### Dataset records

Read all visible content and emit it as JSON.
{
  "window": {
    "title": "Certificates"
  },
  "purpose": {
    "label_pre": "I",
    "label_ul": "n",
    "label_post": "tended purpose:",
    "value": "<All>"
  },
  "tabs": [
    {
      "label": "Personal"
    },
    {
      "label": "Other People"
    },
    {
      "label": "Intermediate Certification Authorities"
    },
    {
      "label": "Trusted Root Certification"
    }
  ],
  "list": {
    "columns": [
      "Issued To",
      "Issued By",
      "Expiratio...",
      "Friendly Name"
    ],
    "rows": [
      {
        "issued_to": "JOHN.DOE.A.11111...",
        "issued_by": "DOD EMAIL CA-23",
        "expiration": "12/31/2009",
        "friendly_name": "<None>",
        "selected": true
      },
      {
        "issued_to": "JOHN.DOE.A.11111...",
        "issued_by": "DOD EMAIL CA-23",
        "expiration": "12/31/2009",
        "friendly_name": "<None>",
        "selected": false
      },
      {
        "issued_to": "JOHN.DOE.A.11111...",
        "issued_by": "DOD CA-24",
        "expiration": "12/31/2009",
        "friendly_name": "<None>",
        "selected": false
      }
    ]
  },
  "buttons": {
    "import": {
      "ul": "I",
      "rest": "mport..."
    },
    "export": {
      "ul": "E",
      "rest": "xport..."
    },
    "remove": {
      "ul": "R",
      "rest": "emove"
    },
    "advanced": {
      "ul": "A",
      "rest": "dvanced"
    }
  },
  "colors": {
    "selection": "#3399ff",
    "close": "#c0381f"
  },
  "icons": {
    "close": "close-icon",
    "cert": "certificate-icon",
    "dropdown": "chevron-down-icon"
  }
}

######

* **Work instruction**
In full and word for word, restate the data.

* **Answer for this exercise**
Read all visible content and emit it as JSON.
{
  "window": {
    "title": "Certificates"
  },
  "purpose": {
    "label_pre": "I",
    "label_ul": "n",
    "label_post": "tended purpose:",
    "value": "<All>"
  },
  "tabs": [
    {
      "label": "Personal"
    },
    {
      "label": "Other People"
    },
    {
      "label": "Intermediate Certification Authorities"
    },
    {
      "label": "Trusted Root Certification"
    }
  ],
  "list": {
    "columns": [
      "Issued To",
      "Issued By",
      "Expiratio...",
      "Friendly Name"
    ],
    "rows": [
      {
        "issued_to": "JOHN.DOE.A.11111...",
        "issued_by": "DOD EMAIL CA-23",
        "expiration": "12/31/2009",
        "friendly_name": "<None>",
        "selected": true
      },
      {
        "issued_to": "JOHN.DOE.A.11111...",
        "issued_by": "DOD EMAIL CA-23",
        "expiration": "12/31/2009",
        "friendly_name": "<None>",
        "selected": false
      },
      {
        "issued_to": "JOHN.DOE.A.11111...",
        "issued_by": "DOD CA-24",
        "expiration": "12/31/2009",
        "friendly_name": "<None>",
        "selected": false
      }
    ]
  },
  "buttons": {
    "import": {
      "ul": "I",
      "rest": "mport..."
    },
    "export": {
      "ul": "E",
      "rest": "xport..."
    },
    "remove": {
      "ul": "R",
      "rest": "emove"
    },
    "advanced": {
      "ul": "A",
      "rest": "dvanced"
    }
  },
  "colors": {
    "selection": "#3399ff",
    "close": "#c0381f"
  },
  "icons": {
    "close": "close-icon",
    "cert": "certificate-icon",
    "dropdown": "chevron-down-icon"
  }
}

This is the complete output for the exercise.